(Recorded data)
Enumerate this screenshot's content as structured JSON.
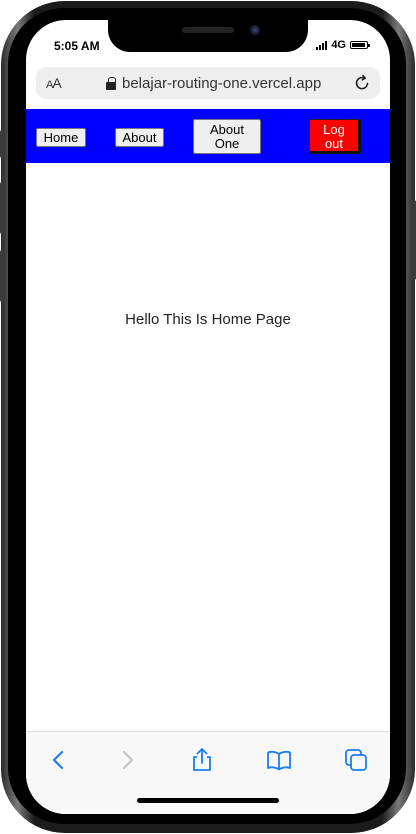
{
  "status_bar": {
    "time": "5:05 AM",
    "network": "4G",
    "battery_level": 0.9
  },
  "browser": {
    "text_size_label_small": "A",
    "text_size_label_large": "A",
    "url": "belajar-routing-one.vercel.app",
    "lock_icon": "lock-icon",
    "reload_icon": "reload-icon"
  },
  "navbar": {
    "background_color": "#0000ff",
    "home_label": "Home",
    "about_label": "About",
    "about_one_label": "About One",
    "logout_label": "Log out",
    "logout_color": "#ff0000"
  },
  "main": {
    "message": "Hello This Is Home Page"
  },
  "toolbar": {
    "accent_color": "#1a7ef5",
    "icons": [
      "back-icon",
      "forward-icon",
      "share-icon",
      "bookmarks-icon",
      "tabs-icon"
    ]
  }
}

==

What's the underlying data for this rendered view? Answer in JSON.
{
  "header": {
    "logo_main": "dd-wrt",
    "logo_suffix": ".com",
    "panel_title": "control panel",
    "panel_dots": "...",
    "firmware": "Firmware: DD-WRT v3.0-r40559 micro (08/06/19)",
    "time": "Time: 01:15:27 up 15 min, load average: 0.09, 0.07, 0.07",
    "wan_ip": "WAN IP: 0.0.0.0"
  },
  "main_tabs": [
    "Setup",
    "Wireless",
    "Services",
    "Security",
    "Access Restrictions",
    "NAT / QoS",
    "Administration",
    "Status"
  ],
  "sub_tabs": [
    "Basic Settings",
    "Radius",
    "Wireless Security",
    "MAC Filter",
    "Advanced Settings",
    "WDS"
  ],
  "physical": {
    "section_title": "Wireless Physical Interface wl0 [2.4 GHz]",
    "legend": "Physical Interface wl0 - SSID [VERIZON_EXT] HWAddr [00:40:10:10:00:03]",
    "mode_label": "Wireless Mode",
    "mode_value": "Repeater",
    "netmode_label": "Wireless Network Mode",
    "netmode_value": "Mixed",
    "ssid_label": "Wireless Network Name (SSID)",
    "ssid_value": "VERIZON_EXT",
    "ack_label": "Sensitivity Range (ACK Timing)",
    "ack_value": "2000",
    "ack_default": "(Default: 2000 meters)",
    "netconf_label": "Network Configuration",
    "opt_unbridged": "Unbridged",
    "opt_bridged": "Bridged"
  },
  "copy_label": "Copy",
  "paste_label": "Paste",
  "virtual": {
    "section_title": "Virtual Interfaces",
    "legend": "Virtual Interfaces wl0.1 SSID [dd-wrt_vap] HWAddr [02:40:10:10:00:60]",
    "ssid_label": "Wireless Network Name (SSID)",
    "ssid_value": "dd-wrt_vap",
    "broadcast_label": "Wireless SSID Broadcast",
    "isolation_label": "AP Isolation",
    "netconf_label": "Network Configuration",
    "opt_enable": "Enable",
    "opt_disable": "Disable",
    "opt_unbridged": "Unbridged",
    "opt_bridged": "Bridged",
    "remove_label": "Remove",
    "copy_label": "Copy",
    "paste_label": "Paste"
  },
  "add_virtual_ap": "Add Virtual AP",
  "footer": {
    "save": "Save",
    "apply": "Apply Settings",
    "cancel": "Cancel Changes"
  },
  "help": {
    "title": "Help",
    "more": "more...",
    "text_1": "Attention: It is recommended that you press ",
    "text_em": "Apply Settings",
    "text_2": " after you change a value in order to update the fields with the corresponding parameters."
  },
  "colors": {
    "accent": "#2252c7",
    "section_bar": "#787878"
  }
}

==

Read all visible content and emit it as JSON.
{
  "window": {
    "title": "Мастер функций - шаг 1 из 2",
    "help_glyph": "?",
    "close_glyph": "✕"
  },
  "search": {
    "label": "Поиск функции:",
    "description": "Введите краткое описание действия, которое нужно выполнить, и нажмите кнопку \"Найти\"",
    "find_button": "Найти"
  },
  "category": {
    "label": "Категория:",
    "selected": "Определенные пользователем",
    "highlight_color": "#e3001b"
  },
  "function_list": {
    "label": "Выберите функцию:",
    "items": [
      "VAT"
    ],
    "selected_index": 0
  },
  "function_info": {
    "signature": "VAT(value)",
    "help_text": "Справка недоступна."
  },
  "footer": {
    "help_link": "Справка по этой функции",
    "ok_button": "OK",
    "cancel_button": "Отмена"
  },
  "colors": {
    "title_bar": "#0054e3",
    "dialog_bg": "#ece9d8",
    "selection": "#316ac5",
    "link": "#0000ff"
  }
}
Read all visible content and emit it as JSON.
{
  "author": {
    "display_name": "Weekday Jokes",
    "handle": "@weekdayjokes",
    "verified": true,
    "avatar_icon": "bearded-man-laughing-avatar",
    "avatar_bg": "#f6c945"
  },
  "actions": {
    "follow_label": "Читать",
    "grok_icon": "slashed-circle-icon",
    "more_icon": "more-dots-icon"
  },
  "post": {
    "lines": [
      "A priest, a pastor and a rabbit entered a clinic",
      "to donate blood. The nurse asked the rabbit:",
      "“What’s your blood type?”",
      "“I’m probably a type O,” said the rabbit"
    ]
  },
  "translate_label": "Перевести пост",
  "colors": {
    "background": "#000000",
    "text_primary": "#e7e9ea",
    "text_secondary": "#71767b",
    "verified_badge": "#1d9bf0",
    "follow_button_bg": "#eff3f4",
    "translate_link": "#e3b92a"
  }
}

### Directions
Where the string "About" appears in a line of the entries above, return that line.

### Exercise result
    "about_label": "About",
    "about_one_label": "About One",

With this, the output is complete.